== Exercise data ==
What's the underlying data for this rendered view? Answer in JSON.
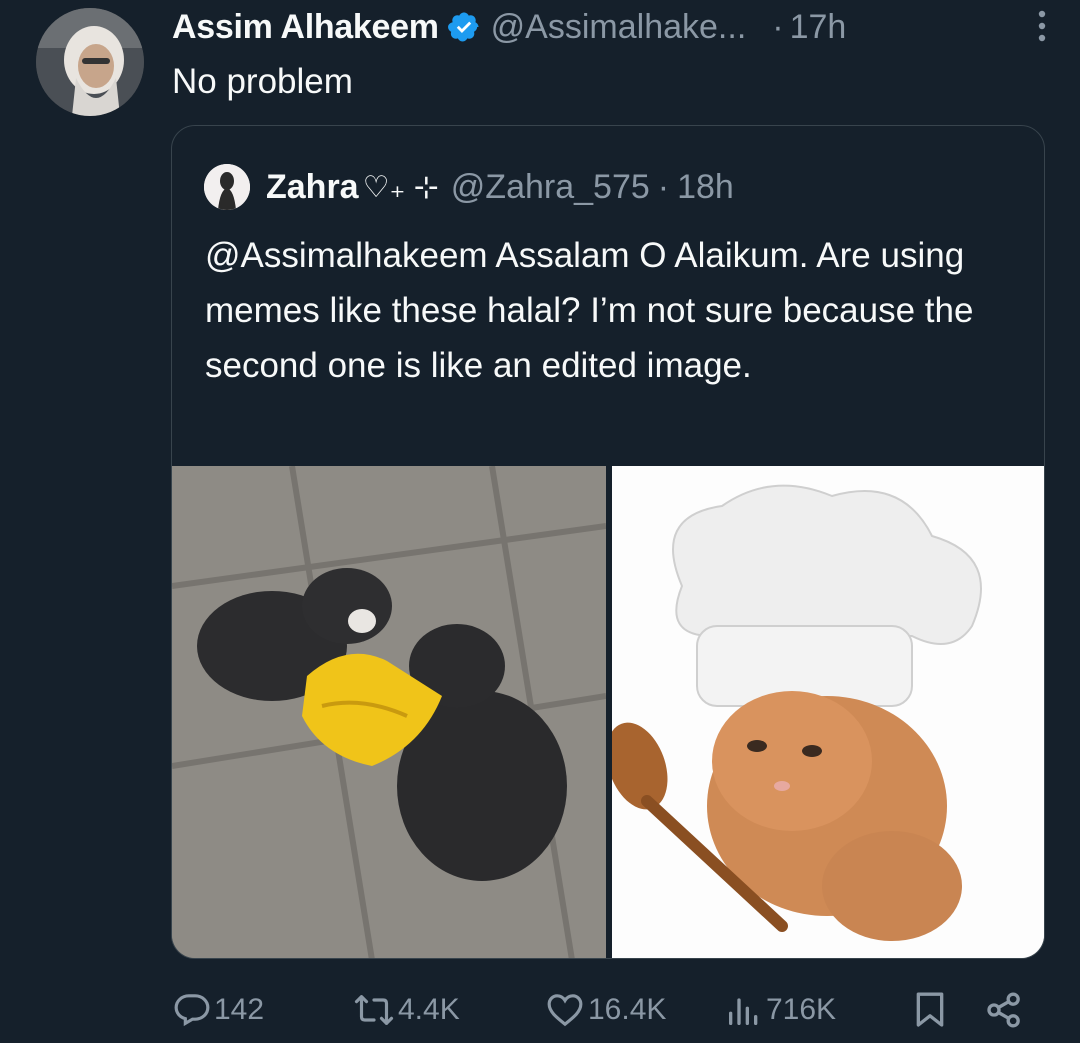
{
  "tweet": {
    "author_name": "Assim Alhakeem",
    "handle": "@Assimalhake...",
    "separator": "·",
    "time": "17h",
    "text": "No problem"
  },
  "quoted": {
    "author_name": "Zahra",
    "name_symbols": "♡₊ ⊹",
    "handle": "@Zahra_575",
    "separator": "·",
    "time": "18h",
    "text": "@Assimalhakeem Assalam O Alaikum.  Are using memes like these halal?  I’m not sure because the second one is like an edited image."
  },
  "actions": {
    "replies": "142",
    "reposts": "4.4K",
    "likes": "16.4K",
    "views": "716K"
  },
  "colors": {
    "background": "#15202b",
    "text": "#f7f9f9",
    "muted": "#8b98a5",
    "verified": "#1d9bf0",
    "border": "#38444d"
  }
}
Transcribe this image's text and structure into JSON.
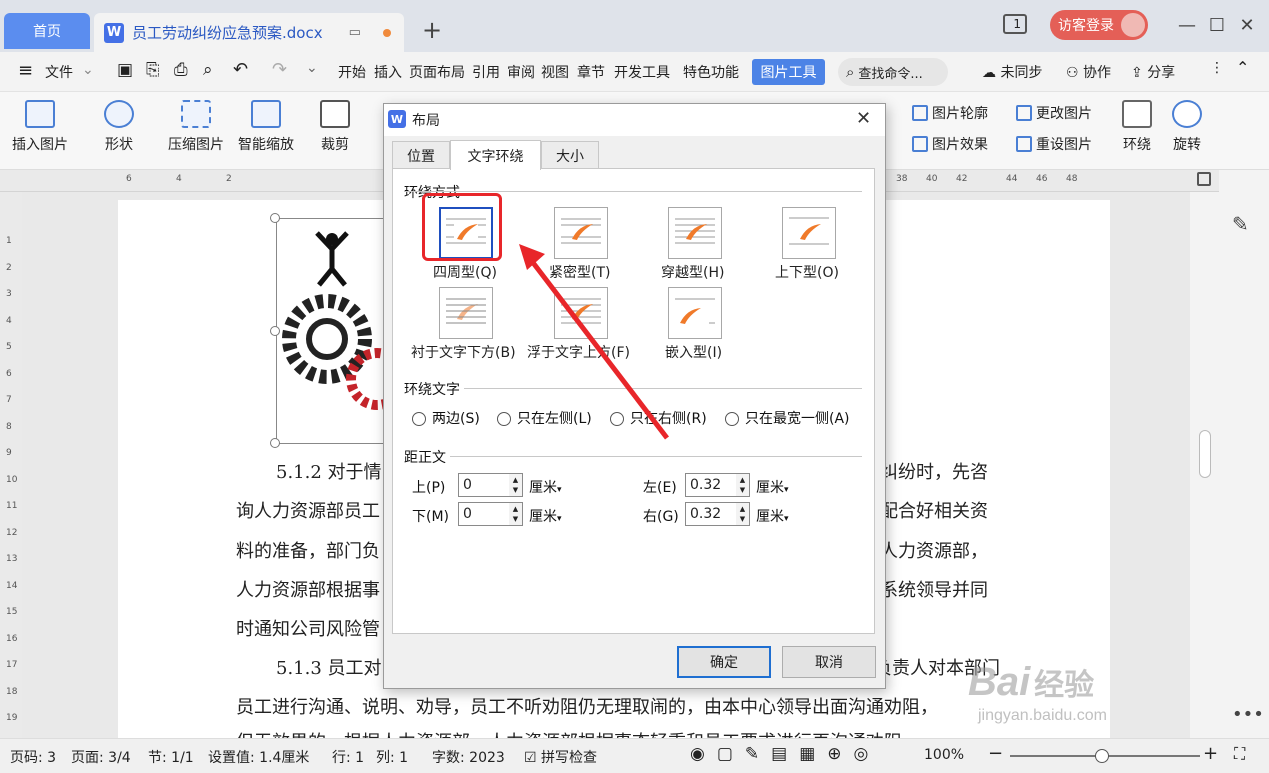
{
  "titlebar": {
    "home_tab": "首页",
    "doc_tab": "员工劳动纠纷应急预案.docx",
    "new_tab": "+",
    "login_button": "访客登录",
    "window_badge": "1"
  },
  "menu": {
    "file": "文件",
    "items": [
      "开始",
      "插入",
      "页面布局",
      "引用",
      "审阅",
      "视图",
      "章节",
      "开发工具",
      "特色功能"
    ],
    "active_tab": "图片工具",
    "search_placeholder": "查找命令...",
    "sync": "未同步",
    "collab": "协作",
    "share": "分享"
  },
  "ribbon": {
    "insert_picture": "插入图片",
    "shape": "形状",
    "compress": "压缩图片",
    "smart_scale": "智能缩放",
    "crop": "裁剪",
    "outline": "图片轮廓",
    "change_picture": "更改图片",
    "effects": "图片效果",
    "reset_picture": "重设图片",
    "wrap": "环绕",
    "rotate": "旋转"
  },
  "ruler": {
    "h_ticks_left": [
      "6",
      "4",
      "2"
    ],
    "h_ticks_right": [
      "38",
      "40",
      "42",
      "44",
      "46",
      "48"
    ],
    "v_ticks": [
      "1",
      "2",
      "3",
      "4",
      "5",
      "6",
      "7",
      "8",
      "9",
      "10",
      "11",
      "12",
      "13",
      "14",
      "15",
      "16",
      "17",
      "18",
      "19"
    ]
  },
  "document": {
    "lines": [
      "5.1.2 对于情",
      "纠纷时，先咨",
      "询人力资源部员工",
      "配合好相关资",
      "料的准备，部门负",
      "人力资源部，",
      "人力资源部根据事",
      "系统领导并同",
      "时通知公司风险管",
      "5.1.3 员工对",
      "负责人对本部门",
      "员工进行沟通、说明、劝导，员工不听劝阻仍无理取闹的，由本中心领导出面沟通劝阻，",
      "但无效果的，根据人力资源部，人力资源部根据事态轻重和员工要求进行再沟通劝阻"
    ]
  },
  "dialog": {
    "title": "布局",
    "tabs": [
      "位置",
      "文字环绕",
      "大小"
    ],
    "wrap_section": "环绕方式",
    "wrap_options": [
      "四周型(Q)",
      "紧密型(T)",
      "穿越型(H)",
      "上下型(O)",
      "衬于文字下方(B)",
      "浮于文字上方(F)",
      "嵌入型(I)"
    ],
    "wrap_text_section": "环绕文字",
    "wrap_text_options": [
      "两边(S)",
      "只在左侧(L)",
      "只在右侧(R)",
      "只在最宽一侧(A)"
    ],
    "distance_section": "距正文",
    "fields": {
      "top": {
        "label": "上(P)",
        "value": "0",
        "unit": "厘米"
      },
      "bottom": {
        "label": "下(M)",
        "value": "0",
        "unit": "厘米"
      },
      "left": {
        "label": "左(E)",
        "value": "0.32",
        "unit": "厘米"
      },
      "right": {
        "label": "右(G)",
        "value": "0.32",
        "unit": "厘米"
      }
    },
    "ok": "确定",
    "cancel": "取消"
  },
  "statusbar": {
    "page_code": "页码: 3",
    "page": "页面: 3/4",
    "section": "节: 1/1",
    "setting": "设置值: 1.4厘米",
    "row": "行: 1",
    "col": "列: 1",
    "words": "字数: 2023",
    "spell": "拼写检查",
    "zoom": "100%"
  },
  "watermark": {
    "brand": "Bai",
    "brand_cn": "经验",
    "url": "jingyan.baidu.com"
  },
  "colors": {
    "accent": "#4c83e6",
    "highlight_box": "#e8262a",
    "login": "#e45f57"
  }
}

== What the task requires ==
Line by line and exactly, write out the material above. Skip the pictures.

== Response to the task ==
What's the underlying data for this rendered view? Answer in JSON.
{
  "tweet": {
    "author_name": "Assim Alhakeem",
    "handle": "@Assimalhake...",
    "separator": "·",
    "time": "17h",
    "text": "No problem"
  },
  "quoted": {
    "author_name": "Zahra",
    "name_symbols": "♡₊ ⊹",
    "handle": "@Zahra_575",
    "separator": "·",
    "time": "18h",
    "text": "@Assimalhakeem Assalam O Alaikum.  Are using memes like these halal?  I’m not sure because the second one is like an edited image."
  },
  "actions": {
    "replies": "142",
    "reposts": "4.4K",
    "likes": "16.4K",
    "views": "716K"
  },
  "colors": {
    "background": "#15202b",
    "text": "#f7f9f9",
    "muted": "#8b98a5",
    "verified": "#1d9bf0",
    "border": "#38444d"
  }
}
Transcribe this image's text and structure into JSON.
{
  "titlebar": {
    "home_tab": "首页",
    "doc_tab": "员工劳动纠纷应急预案.docx",
    "new_tab": "+",
    "login_button": "访客登录",
    "window_badge": "1"
  },
  "menu": {
    "file": "文件",
    "items": [
      "开始",
      "插入",
      "页面布局",
      "引用",
      "审阅",
      "视图",
      "章节",
      "开发工具",
      "特色功能"
    ],
    "active_tab": "图片工具",
    "search_placeholder": "查找命令...",
    "sync": "未同步",
    "collab": "协作",
    "share": "分享"
  },
  "ribbon": {
    "insert_picture": "插入图片",
    "shape": "形状",
    "compress": "压缩图片",
    "smart_scale": "智能缩放",
    "crop": "裁剪",
    "outline": "图片轮廓",
    "change_picture": "更改图片",
    "effects": "图片效果",
    "reset_picture": "重设图片",
    "wrap": "环绕",
    "rotate": "旋转"
  },
  "ruler": {
    "h_ticks_left": [
      "6",
      "4",
      "2"
    ],
    "h_ticks_right": [
      "38",
      "40",
      "42",
      "44",
      "46",
      "48"
    ],
    "v_ticks": [
      "1",
      "2",
      "3",
      "4",
      "5",
      "6",
      "7",
      "8",
      "9",
      "10",
      "11",
      "12",
      "13",
      "14",
      "15",
      "16",
      "17",
      "18",
      "19"
    ]
  },
  "document": {
    "lines": [
      "5.1.2 对于情",
      "纠纷时，先咨",
      "询人力资源部员工",
      "配合好相关资",
      "料的准备，部门负",
      "人力资源部，",
      "人力资源部根据事",
      "系统领导并同",
      "时通知公司风险管",
      "5.1.3 员工对",
      "负责人对本部门",
      "员工进行沟通、说明、劝导，员工不听劝阻仍无理取闹的，由本中心领导出面沟通劝阻，",
      "但无效果的，根据人力资源部，人力资源部根据事态轻重和员工要求进行再沟通劝阻"
    ]
  },
  "dialog": {
    "title": "布局",
    "tabs": [
      "位置",
      "文字环绕",
      "大小"
    ],
    "wrap_section": "环绕方式",
    "wrap_options": [
      "四周型(Q)",
      "紧密型(T)",
      "穿越型(H)",
      "上下型(O)",
      "衬于文字下方(B)",
      "浮于文字上方(F)",
      "嵌入型(I)"
    ],
    "wrap_text_section": "环绕文字",
    "wrap_text_options": [
      "两边(S)",
      "只在左侧(L)",
      "只在右侧(R)",
      "只在最宽一侧(A)"
    ],
    "distance_section": "距正文",
    "fields": {
      "top": {
        "label": "上(P)",
        "value": "0",
        "unit": "厘米"
      },
      "bottom": {
        "label": "下(M)",
        "value": "0",
        "unit": "厘米"
      },
      "left": {
        "label": "左(E)",
        "value": "0.32",
        "unit": "厘米"
      },
      "right": {
        "label": "右(G)",
        "value": "0.32",
        "unit": "厘米"
      }
    },
    "ok": "确定",
    "cancel": "取消"
  },
  "statusbar": {
    "page_code": "页码: 3",
    "page": "页面: 3/4",
    "section": "节: 1/1",
    "setting": "设置值: 1.4厘米",
    "row": "行: 1",
    "col": "列: 1",
    "words": "字数: 2023",
    "spell": "拼写检查",
    "zoom": "100%"
  },
  "watermark": {
    "brand": "Bai",
    "brand_cn": "经验",
    "url": "jingyan.baidu.com"
  },
  "colors": {
    "accent": "#4c83e6",
    "highlight_box": "#e8262a",
    "login": "#e45f57"
  }
}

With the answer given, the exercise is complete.